About this task: Each line that contains the string "Szczegóły" counts once; report how many such lines appear in the data, as a number only.

:::::

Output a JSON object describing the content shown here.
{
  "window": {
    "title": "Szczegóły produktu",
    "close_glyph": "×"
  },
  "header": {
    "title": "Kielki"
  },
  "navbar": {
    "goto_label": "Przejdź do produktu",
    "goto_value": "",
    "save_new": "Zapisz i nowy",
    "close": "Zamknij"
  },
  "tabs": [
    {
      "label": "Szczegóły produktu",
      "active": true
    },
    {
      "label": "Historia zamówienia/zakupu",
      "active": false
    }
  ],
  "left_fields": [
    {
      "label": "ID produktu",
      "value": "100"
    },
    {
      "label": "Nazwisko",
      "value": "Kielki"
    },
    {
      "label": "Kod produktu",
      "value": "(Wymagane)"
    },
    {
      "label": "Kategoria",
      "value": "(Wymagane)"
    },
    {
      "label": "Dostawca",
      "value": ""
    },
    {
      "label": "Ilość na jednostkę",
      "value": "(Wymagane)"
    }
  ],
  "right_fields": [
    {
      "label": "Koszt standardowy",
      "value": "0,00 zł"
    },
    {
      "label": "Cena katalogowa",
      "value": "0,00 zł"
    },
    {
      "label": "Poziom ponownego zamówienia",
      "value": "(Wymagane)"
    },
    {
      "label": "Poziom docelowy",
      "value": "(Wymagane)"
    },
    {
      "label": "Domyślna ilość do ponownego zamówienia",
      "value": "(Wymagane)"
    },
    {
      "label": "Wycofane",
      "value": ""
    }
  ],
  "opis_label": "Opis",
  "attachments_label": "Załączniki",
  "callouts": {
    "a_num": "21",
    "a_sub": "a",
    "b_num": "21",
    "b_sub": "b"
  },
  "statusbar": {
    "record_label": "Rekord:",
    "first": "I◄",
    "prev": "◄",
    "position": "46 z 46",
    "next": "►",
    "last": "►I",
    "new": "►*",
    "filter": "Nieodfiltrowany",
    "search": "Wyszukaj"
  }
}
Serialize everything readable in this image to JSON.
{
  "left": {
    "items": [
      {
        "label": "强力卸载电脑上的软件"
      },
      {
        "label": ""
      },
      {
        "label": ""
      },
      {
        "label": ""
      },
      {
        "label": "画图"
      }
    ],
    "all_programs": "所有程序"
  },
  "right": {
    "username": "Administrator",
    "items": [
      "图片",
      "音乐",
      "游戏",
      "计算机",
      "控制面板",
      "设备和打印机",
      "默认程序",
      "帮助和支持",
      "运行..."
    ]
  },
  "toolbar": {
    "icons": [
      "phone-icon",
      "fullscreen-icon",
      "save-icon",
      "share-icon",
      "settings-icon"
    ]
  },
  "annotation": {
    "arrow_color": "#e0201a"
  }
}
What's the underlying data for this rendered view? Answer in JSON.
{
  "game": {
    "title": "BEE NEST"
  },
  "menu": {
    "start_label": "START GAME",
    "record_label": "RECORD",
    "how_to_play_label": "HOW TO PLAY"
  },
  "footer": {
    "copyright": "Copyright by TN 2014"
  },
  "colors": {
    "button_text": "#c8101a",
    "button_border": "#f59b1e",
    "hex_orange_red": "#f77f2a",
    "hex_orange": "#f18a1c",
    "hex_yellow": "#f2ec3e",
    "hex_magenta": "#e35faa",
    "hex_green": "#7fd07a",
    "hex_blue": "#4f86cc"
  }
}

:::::

Result for this exercise: 2